All blog content is for information purposes. Any reference to indivisual stocks, indexes, or other securities as well as all graphs and tables are not recommendation but only referenced for illustration purposes.
The Flex and Market Downturns
If you want an investment that always goes up when the market goes down, it requires having an investment that always goes down when the market goes up. This is not what the Flex Strategy does!
Low Correlation…NOT Negatively Correlated
The Flex has low correlation to the S&P 500. This means that the direction of the S&P 500 does not have a meaningful impact on the direction of the Flex’s performance. In other words, when the S&P 500 is down like it has been the past week and a half, the Flex could be down, could be up, or could be flat…they are generally disconnected but NOT inversely connected (negatively correlated).
This disconnected performance between the Flex and S&P 500 has been demonstrated over and over since its launch more than 10 years ago. The table below illustrates this.
S&P 500 Declines of -5% or More
This table includes every decline of the S&P 500 by -5% or more since the launch of the Flex in January 2010. The performance of the Flex is included as well along with the difference between the two in the far right column.
A positive in the Difference column occurs when the Flex has done better than the S&P 500. As this data clearly demonstrates, when the S&P 500 is down the Flex sometimes does better and other times does worse than the S&P 500. Remember these are all of the periods when the S&P 500 has declined by at least -5%.
Length of Time Makes a Difference
When investing, the longer the time period, the more likely it is that we get what we expect. For example, investors generally expect stocks to perform better than bonds. This is true over longer period of time but certainly not all shorter periods of time. The same is true with the Flex and our expectations.
In the table above I highlighted all of the periods when the S&P 500 declines occurred in 30 days or less…shorter periods of time. Of these six short declines, the Flex did better only twice. In the eight other periods when the S&P 500’s decline persisted for more than 30 days, the Flex did better than the S&P 500 in all but one. Clearly the more time that passes, the more likely it is that the Flex helps mitigate some losses in down markets.

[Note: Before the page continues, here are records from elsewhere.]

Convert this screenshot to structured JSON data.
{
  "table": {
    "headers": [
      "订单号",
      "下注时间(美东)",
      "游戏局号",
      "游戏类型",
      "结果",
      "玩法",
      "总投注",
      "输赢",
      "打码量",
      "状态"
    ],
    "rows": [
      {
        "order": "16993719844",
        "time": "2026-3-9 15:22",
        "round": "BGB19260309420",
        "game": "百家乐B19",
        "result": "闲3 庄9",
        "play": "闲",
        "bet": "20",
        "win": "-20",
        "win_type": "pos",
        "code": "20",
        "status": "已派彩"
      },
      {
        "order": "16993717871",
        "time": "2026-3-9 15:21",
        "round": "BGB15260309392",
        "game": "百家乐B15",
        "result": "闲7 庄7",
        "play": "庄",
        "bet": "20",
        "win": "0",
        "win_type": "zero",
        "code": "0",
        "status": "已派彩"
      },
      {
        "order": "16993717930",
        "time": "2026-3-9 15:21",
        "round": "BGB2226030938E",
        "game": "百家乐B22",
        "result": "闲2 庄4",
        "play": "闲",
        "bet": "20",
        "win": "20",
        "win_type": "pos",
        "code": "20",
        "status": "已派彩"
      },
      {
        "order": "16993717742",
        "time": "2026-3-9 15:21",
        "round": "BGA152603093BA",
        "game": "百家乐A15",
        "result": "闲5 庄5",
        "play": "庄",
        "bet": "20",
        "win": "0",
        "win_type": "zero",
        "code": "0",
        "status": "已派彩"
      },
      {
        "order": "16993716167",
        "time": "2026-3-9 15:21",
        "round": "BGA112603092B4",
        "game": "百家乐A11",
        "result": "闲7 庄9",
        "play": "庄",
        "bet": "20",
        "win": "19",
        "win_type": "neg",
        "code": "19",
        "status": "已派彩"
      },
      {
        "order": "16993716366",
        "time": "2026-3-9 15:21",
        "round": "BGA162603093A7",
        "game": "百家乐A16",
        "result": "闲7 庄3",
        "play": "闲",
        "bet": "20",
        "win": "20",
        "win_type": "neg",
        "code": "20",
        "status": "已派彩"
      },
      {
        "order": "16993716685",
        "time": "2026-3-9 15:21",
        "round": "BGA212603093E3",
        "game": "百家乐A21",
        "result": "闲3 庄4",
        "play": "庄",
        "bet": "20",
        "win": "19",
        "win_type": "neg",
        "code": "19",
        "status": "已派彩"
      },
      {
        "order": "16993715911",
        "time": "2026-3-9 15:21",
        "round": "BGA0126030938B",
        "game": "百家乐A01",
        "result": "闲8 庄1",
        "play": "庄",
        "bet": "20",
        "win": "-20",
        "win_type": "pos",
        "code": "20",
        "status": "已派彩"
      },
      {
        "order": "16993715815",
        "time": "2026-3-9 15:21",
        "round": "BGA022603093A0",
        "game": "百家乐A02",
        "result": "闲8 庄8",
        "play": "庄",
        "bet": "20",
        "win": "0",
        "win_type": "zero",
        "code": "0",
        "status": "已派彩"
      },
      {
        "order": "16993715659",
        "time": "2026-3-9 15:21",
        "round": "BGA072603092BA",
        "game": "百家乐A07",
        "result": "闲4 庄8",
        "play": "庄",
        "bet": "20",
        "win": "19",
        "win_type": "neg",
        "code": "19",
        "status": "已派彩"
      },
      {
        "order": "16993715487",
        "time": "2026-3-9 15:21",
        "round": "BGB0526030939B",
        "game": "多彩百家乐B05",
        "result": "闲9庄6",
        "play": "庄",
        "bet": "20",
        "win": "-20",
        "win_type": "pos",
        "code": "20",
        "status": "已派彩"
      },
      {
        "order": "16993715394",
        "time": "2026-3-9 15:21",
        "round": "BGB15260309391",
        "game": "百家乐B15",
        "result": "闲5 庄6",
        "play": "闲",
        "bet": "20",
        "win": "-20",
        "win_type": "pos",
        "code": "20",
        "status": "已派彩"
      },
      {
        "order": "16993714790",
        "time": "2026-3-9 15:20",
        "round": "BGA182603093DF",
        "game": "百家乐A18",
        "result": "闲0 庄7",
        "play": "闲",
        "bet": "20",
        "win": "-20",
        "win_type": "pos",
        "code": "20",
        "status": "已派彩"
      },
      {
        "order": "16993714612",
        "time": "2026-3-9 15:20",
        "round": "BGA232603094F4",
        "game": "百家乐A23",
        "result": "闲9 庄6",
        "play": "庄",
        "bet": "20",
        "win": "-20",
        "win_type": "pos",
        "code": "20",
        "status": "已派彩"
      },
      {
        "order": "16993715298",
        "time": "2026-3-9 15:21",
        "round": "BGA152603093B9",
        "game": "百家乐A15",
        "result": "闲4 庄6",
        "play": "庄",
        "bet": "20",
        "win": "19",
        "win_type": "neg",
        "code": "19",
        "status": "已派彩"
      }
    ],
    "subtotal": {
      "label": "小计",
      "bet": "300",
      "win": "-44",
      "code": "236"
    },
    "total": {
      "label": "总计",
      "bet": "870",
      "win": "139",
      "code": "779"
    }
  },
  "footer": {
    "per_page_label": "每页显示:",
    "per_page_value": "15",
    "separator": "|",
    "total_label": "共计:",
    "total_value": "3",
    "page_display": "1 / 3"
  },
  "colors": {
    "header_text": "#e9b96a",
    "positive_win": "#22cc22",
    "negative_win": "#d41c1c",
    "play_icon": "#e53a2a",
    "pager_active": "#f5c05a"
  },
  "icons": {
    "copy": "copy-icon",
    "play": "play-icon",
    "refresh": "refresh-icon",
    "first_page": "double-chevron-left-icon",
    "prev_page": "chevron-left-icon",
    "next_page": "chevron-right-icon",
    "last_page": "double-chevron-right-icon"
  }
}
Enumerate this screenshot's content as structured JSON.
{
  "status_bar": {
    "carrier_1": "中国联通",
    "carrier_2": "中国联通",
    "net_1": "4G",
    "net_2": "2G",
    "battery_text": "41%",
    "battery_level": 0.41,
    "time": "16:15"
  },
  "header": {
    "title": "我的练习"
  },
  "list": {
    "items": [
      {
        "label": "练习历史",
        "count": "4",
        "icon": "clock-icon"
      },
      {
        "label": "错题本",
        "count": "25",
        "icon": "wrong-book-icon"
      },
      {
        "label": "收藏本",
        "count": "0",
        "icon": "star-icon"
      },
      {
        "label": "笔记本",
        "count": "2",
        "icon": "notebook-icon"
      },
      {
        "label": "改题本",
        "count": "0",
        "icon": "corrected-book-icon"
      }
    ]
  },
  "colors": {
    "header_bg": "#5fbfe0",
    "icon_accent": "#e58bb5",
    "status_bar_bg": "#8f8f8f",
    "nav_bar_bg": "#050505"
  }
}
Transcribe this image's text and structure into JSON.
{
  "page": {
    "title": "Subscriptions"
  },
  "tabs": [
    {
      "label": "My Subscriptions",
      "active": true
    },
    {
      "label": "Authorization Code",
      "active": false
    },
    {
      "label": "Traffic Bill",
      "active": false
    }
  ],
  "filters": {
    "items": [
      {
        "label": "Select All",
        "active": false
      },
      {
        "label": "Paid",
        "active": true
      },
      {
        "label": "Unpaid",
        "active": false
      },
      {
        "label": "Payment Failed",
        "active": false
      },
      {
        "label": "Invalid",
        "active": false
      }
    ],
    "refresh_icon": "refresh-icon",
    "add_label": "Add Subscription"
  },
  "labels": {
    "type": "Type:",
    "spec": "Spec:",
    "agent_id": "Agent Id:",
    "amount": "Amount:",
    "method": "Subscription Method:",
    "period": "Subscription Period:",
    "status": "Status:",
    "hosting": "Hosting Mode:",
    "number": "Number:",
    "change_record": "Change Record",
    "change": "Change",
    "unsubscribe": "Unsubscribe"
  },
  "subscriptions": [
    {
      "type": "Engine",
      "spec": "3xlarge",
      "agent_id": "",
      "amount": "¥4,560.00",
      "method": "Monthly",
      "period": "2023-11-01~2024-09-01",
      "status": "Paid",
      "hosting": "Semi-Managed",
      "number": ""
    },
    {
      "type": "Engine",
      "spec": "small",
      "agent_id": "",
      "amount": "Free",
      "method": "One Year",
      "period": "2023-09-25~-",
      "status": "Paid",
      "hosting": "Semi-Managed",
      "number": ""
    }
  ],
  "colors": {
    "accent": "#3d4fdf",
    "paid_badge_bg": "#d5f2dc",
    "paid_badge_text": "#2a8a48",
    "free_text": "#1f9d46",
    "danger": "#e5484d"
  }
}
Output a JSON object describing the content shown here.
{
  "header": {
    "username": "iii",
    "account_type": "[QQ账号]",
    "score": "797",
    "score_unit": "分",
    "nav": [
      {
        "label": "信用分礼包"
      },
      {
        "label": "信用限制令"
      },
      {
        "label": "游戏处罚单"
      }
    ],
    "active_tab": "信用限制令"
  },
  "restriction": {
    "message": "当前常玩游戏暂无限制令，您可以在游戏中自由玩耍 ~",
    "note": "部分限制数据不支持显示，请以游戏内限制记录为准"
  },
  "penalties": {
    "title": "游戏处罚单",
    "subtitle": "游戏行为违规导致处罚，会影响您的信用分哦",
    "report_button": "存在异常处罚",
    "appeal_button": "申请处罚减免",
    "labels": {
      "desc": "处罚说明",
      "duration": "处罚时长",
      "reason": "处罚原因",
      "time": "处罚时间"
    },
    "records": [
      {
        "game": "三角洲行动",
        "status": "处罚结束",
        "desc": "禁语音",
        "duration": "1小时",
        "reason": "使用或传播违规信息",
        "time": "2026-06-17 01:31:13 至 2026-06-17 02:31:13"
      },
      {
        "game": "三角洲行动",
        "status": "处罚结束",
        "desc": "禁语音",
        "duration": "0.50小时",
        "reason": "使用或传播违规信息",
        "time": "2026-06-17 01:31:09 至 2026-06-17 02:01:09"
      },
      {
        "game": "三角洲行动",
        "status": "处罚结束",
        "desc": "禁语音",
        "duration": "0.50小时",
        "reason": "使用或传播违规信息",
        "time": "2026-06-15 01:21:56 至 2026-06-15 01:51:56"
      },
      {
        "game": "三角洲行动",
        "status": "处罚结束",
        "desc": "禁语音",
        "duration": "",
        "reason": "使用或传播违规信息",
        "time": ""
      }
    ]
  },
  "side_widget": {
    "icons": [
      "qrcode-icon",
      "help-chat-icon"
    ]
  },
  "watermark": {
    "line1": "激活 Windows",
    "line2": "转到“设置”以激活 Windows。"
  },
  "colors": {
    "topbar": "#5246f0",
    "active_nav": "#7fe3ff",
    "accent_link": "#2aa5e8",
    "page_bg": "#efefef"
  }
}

Performing Exactly as Expected
Every bit of evidence and research demonstrates the Flex is performing just as expected. If this market decline persists, I would expect the Flex to gain ground on the S&P 500 and help reduce losses in a diversified portfolio. Furthermore, I expect the Flex to continue outperforming the S&P 500 over longer periods of time, regardless if it is a bull market or bear market, just as it has since its launch more than 10 years ago.